The history of trams, streetcars or trolleys began in early nineteenth century. It can be divided up into several discrete periods defined by the principal means of motive power used.
A premetro is a tramway or light railway which includes segments built to rapid transit standards, generally as part of a process of conversion to a metro-standards railway usually by the construction of tunnels in the central city area.
The first city to carry a portion of a streetcar line through the city center in a tunnel was Marseille, France, in 1893, with its Noailles subterranean station see Marseille tramway. It was initially operated by horse-drawn wagons. The next prominent example was the Tremont Street Subway 1897 in Boston, today part of the MBTA Green Line. These early tunnels were intended solely to reduce streetcar congestion on surface streets, not for later conversion to metro service. Several early streetcar tunnels, including the Steinway Tunnel and East Boston Tunnel, were later converted to metro operation.

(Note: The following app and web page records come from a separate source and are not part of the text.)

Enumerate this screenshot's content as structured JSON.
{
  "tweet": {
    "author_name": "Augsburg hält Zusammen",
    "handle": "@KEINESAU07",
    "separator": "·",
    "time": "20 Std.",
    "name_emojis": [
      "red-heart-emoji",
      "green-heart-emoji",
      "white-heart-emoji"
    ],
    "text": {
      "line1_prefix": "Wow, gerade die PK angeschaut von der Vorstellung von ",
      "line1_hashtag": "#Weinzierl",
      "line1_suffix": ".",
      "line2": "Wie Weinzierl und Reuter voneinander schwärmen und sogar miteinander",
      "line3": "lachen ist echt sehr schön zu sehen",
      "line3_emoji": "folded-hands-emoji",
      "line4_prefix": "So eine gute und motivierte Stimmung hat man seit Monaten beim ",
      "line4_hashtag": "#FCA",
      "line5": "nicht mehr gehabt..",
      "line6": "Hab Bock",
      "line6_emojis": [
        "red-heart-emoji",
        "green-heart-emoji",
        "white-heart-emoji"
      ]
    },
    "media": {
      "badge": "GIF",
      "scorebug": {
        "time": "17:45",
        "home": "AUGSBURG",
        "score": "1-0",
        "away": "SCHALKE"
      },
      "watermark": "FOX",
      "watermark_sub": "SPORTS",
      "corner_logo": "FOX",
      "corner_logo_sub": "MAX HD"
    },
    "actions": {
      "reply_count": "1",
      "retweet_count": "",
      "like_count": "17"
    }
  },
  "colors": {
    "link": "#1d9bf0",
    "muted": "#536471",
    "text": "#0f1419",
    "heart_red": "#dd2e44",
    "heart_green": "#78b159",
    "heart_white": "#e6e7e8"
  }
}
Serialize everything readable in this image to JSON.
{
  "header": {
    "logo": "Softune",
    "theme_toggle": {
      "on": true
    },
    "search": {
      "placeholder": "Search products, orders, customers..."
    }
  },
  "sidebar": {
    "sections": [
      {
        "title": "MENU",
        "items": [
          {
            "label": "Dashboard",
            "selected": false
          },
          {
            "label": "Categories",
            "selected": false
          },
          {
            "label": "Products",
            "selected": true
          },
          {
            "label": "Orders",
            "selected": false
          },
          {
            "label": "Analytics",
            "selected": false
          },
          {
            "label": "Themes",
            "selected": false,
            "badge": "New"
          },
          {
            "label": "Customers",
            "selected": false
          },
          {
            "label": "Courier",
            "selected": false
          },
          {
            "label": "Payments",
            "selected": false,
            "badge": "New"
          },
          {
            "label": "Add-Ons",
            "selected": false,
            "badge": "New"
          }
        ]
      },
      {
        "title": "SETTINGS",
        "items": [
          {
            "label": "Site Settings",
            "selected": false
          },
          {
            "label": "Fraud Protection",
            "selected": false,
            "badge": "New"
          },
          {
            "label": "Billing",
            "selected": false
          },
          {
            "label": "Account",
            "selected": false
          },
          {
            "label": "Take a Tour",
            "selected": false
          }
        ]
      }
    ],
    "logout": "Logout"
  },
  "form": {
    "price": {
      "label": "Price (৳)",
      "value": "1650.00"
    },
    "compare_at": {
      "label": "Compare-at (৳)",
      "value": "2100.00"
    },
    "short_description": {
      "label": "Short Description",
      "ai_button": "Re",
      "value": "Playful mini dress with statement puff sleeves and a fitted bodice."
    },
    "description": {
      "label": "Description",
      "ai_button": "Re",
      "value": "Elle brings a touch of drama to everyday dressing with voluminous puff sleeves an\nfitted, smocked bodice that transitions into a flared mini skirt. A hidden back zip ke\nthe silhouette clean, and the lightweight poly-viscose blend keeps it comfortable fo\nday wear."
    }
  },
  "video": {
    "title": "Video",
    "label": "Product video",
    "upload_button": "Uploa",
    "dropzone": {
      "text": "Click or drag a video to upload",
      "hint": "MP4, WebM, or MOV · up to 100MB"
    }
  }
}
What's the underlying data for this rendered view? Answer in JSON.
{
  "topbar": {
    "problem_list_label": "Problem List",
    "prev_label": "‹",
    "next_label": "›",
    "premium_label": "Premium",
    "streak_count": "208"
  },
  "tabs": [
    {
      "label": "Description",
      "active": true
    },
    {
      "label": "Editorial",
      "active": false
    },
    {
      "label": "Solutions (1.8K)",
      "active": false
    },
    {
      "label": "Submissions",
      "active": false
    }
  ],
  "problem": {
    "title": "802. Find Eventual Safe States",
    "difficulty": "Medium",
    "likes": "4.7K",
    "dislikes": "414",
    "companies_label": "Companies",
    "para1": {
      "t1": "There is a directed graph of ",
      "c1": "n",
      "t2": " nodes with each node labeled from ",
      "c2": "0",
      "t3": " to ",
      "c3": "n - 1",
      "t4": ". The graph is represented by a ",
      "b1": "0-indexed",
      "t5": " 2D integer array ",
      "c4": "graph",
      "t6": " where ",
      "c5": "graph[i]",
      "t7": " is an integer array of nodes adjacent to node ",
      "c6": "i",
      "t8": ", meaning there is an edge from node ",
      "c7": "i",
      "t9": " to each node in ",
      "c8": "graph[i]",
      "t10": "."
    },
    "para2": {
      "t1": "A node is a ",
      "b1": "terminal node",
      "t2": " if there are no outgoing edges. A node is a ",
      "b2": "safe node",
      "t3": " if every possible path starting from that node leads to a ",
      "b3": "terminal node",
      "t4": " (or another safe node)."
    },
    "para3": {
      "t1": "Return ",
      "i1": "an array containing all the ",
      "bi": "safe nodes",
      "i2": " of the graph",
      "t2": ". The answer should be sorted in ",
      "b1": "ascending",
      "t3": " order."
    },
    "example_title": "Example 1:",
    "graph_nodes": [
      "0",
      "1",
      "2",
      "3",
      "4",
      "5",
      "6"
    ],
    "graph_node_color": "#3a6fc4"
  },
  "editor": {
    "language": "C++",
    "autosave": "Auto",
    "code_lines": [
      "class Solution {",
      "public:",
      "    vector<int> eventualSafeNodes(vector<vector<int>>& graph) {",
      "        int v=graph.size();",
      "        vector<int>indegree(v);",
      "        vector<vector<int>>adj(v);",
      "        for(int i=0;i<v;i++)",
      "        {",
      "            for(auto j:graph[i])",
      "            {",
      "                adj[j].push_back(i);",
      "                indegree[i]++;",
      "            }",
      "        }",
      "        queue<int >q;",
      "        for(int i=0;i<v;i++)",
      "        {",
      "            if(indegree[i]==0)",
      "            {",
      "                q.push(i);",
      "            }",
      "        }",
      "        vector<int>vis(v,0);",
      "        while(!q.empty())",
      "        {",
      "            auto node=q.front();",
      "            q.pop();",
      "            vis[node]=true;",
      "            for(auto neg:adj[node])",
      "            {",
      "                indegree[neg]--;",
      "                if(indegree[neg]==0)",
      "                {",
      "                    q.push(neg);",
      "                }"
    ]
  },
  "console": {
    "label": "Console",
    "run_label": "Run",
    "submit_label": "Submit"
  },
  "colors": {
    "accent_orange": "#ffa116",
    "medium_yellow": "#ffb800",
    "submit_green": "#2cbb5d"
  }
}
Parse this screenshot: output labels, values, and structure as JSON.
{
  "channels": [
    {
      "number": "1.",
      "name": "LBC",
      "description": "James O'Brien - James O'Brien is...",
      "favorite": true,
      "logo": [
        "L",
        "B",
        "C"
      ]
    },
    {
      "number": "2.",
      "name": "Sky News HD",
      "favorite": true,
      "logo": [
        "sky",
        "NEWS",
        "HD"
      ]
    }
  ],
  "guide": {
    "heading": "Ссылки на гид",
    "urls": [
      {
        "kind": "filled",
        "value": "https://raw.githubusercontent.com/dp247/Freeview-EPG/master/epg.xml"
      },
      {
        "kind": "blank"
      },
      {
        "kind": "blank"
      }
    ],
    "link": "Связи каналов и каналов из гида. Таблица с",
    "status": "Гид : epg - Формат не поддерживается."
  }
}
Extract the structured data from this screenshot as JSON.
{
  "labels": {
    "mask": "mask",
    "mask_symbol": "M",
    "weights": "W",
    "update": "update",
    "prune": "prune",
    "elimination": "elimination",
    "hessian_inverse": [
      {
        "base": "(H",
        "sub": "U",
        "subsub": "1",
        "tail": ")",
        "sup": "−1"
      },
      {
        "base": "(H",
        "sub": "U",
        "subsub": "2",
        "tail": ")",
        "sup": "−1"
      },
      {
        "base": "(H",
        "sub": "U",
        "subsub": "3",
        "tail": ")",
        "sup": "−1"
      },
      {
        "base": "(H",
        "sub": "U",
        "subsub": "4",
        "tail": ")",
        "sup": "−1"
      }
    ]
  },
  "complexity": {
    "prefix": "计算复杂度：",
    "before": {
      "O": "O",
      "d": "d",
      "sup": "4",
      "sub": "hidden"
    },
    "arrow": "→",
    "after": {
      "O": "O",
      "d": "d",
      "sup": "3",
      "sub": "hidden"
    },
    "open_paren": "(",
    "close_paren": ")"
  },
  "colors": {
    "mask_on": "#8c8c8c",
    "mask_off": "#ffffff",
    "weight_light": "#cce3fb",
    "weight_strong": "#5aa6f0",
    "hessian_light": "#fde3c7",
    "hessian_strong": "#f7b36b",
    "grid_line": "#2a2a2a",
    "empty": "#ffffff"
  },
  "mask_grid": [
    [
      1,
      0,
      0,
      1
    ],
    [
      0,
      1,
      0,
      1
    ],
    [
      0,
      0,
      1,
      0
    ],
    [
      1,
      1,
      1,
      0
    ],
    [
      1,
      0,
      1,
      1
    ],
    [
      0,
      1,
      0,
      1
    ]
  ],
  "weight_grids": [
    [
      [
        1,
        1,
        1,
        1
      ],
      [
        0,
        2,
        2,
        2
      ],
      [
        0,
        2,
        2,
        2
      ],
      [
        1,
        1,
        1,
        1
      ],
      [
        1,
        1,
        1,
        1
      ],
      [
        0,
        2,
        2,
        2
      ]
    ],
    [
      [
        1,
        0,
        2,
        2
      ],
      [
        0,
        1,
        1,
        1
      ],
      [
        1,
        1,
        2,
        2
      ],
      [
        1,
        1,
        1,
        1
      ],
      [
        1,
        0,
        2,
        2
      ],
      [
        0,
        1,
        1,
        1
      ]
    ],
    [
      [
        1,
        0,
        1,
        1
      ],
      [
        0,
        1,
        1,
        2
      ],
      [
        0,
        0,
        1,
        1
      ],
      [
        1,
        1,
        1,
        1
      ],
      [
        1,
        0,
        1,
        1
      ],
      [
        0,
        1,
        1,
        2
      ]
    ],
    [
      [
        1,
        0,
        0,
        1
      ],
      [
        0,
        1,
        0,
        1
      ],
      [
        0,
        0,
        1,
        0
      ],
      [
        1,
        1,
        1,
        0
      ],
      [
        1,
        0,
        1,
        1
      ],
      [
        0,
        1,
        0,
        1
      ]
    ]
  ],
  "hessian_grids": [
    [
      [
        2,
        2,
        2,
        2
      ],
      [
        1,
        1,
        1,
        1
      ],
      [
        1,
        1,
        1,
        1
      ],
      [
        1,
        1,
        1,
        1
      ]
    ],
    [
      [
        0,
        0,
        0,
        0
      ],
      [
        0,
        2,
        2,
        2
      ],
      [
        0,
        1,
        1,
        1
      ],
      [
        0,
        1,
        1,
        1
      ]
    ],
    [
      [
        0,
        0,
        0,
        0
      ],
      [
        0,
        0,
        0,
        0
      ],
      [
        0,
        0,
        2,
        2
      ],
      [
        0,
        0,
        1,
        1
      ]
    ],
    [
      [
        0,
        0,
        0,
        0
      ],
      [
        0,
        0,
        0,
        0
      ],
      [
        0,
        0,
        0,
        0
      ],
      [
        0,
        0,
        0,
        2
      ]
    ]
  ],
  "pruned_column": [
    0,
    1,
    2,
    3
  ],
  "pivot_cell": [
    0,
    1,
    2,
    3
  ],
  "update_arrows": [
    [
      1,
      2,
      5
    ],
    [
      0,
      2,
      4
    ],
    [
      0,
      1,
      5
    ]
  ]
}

However, the small loading gauge, tight curves, and steep grades of the streetcar tunnels required smaller metro cars than otherwise desirable.
The modern premetro concept Stadtbahn began in 1960s Germany, as rising traffic congestion due to auto ownership led to the construction of new transit systems. Rather than building costly metro lines immediately, some cities built only the downtown tunnels. They could be used by existing tram lines in the short term, with the intention of full metro conversion later - hence "pre-metro". The idea spread to other European countries in the 1970s, especially Belgium, where such systems were explicitly named premetros.